>>>>

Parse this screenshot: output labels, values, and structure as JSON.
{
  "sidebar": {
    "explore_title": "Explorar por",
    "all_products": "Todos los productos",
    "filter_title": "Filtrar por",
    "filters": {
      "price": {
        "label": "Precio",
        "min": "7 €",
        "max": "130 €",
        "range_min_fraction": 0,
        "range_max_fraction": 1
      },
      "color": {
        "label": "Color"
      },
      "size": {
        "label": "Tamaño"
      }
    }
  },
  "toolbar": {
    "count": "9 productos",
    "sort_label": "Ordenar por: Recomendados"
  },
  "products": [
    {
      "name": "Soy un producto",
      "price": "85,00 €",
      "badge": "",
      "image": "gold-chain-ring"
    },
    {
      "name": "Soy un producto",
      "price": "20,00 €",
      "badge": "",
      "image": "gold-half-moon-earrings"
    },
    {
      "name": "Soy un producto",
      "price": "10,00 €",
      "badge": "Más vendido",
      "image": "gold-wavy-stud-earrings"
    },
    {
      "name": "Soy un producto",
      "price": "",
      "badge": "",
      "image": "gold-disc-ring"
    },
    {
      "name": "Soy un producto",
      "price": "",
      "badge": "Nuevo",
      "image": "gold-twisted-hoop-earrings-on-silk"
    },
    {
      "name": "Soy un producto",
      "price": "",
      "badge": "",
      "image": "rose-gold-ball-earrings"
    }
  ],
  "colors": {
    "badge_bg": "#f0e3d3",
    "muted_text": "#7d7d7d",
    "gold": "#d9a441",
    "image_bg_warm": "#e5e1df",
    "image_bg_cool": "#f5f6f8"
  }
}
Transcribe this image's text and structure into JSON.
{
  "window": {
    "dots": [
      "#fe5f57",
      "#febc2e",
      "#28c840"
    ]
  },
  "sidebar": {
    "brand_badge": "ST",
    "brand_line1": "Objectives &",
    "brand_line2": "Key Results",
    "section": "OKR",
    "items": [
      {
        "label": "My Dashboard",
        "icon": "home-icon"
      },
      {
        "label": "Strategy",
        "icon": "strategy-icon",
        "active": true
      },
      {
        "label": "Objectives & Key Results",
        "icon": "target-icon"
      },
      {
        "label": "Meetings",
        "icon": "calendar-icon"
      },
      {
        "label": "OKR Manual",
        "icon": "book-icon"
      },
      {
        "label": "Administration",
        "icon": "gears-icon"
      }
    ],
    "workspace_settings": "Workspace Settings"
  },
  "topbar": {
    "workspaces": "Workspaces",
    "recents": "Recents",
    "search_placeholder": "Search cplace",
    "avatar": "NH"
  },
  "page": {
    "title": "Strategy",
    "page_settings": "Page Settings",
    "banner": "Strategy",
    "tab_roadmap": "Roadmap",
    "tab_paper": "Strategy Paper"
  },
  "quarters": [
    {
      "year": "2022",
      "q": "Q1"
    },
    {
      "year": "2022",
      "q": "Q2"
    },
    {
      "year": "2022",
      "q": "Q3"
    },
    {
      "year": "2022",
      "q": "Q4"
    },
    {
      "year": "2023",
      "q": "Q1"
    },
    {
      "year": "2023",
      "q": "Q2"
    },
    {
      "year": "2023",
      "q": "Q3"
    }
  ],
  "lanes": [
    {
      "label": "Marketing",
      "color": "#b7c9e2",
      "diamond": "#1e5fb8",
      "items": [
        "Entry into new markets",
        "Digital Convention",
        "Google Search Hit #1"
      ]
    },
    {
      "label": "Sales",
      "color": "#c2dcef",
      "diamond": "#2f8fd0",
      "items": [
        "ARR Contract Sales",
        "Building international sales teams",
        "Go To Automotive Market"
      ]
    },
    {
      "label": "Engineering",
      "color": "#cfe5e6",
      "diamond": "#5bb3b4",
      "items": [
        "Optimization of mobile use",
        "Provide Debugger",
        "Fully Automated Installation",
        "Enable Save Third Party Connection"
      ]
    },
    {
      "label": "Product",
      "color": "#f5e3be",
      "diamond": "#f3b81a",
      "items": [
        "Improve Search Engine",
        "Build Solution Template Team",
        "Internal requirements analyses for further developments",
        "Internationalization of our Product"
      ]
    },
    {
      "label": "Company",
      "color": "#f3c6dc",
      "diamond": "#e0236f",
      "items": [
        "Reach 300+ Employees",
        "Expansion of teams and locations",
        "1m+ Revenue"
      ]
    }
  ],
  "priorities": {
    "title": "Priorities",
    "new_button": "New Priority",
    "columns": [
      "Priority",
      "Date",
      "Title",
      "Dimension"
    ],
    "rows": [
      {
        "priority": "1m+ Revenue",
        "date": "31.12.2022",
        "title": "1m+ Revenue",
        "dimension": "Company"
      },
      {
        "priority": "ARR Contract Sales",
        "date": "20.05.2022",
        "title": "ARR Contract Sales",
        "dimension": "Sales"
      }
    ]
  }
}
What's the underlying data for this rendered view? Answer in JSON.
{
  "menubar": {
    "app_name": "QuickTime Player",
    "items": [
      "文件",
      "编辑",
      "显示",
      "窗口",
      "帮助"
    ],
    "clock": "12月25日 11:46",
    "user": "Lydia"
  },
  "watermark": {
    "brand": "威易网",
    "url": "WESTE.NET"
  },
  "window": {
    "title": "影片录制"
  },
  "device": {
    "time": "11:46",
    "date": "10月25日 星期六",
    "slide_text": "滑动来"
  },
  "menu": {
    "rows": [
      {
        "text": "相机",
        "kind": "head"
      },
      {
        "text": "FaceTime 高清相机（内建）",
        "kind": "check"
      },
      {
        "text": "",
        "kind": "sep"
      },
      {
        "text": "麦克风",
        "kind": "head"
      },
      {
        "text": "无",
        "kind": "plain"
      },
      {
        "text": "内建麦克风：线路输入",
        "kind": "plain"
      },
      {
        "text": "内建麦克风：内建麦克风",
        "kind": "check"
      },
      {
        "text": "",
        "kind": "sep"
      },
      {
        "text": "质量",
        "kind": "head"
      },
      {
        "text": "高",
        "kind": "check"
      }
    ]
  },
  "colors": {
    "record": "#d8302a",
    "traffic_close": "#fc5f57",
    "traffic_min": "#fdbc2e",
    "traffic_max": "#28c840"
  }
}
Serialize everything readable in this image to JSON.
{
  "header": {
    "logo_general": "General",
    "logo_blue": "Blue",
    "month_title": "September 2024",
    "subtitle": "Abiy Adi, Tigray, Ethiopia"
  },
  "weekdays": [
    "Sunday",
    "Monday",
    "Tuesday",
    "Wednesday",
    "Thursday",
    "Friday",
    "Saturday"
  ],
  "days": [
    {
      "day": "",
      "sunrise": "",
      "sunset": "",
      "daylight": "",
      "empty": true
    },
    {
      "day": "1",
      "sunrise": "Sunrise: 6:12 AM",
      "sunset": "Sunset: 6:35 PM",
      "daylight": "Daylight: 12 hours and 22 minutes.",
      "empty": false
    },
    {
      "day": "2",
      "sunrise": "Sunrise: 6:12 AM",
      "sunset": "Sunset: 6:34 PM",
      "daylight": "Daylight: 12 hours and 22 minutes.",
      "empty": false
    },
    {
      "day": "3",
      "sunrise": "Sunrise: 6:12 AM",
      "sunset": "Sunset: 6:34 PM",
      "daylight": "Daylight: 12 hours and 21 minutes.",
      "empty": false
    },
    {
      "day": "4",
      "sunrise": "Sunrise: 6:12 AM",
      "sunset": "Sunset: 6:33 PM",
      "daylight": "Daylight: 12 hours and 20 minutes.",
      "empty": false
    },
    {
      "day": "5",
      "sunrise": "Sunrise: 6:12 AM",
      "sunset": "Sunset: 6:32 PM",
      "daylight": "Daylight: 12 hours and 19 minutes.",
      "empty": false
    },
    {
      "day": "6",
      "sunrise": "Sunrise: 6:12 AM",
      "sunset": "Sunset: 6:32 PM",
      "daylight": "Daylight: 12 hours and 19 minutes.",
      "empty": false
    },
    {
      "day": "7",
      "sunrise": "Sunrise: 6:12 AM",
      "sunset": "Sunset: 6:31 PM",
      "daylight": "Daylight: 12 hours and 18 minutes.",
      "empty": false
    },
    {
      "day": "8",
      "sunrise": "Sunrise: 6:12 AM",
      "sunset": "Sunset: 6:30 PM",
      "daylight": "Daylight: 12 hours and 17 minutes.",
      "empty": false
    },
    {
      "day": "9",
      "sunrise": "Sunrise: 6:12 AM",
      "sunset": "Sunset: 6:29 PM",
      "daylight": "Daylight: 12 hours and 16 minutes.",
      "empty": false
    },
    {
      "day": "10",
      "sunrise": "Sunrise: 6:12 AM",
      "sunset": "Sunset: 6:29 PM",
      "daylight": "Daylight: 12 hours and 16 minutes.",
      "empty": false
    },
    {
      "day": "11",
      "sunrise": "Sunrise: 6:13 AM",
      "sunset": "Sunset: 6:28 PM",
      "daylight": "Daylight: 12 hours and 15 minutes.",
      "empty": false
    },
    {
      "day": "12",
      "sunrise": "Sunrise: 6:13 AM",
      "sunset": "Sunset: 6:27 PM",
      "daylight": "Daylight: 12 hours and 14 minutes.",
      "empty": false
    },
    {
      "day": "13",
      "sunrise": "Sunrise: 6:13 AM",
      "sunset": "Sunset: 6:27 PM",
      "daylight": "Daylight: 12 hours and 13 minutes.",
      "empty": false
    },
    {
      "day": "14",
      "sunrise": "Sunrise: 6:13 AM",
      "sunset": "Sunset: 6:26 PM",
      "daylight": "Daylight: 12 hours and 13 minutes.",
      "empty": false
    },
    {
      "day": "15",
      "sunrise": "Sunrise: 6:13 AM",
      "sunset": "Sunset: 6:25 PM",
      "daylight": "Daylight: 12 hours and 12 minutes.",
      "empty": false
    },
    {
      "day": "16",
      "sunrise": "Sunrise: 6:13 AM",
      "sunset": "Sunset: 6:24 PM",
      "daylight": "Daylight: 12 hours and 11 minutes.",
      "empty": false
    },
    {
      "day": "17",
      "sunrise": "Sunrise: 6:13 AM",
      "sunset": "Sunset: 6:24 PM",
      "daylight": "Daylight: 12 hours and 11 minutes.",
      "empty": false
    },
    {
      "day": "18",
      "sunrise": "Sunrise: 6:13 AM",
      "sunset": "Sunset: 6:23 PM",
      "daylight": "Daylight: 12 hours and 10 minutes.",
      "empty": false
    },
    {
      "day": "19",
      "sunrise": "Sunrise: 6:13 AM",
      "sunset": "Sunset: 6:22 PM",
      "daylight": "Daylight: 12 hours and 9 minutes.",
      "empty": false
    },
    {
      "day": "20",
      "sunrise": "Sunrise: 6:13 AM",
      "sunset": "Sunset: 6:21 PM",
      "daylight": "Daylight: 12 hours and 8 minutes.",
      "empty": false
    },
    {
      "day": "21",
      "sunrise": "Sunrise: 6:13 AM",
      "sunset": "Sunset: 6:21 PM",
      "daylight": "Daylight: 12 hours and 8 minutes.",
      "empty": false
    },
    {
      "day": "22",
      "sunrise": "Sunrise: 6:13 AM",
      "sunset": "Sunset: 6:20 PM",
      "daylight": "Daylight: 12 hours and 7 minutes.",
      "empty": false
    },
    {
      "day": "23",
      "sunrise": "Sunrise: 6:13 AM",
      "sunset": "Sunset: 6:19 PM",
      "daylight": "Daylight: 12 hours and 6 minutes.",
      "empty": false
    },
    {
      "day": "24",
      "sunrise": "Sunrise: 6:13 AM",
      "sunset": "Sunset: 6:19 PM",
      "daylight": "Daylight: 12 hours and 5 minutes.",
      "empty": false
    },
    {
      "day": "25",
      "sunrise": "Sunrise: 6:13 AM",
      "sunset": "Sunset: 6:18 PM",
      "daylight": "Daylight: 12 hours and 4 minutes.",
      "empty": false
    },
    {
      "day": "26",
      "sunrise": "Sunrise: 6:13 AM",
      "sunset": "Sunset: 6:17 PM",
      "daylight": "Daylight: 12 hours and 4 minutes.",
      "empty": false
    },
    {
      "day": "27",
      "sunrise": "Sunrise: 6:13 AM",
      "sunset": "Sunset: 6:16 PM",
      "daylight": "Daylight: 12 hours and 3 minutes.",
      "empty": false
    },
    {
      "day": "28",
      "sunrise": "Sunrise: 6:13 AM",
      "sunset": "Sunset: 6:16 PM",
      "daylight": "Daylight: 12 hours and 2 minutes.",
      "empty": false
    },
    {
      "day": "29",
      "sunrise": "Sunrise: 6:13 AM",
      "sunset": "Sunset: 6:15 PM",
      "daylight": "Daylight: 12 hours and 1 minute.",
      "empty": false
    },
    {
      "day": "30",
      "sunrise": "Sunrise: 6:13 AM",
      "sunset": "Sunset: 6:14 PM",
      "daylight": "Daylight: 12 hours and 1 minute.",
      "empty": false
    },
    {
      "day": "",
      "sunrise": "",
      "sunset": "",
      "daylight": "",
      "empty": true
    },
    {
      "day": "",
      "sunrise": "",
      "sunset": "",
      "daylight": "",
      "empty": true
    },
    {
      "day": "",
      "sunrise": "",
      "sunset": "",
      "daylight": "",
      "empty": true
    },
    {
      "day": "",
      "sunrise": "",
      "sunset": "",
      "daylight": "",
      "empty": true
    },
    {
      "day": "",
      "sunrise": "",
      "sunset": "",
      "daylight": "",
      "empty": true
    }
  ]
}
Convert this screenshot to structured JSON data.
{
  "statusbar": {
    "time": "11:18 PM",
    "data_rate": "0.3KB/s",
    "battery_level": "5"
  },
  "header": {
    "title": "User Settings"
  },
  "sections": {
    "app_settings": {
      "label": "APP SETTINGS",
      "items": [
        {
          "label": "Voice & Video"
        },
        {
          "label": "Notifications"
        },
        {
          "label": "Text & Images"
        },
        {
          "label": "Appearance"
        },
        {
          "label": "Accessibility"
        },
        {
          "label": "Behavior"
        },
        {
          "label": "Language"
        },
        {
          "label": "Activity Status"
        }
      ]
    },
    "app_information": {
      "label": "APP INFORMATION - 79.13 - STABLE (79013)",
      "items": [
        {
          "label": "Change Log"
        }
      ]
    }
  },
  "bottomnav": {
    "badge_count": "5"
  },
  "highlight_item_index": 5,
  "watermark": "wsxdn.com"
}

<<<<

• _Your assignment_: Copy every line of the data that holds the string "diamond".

• _Response for this exercise_:
      "diamond": "#1e5fb8",
      "diamond": "#2f8fd0",
      "diamond": "#5bb3b4",
      "diamond": "#f3b81a",
      "diamond": "#e0236f",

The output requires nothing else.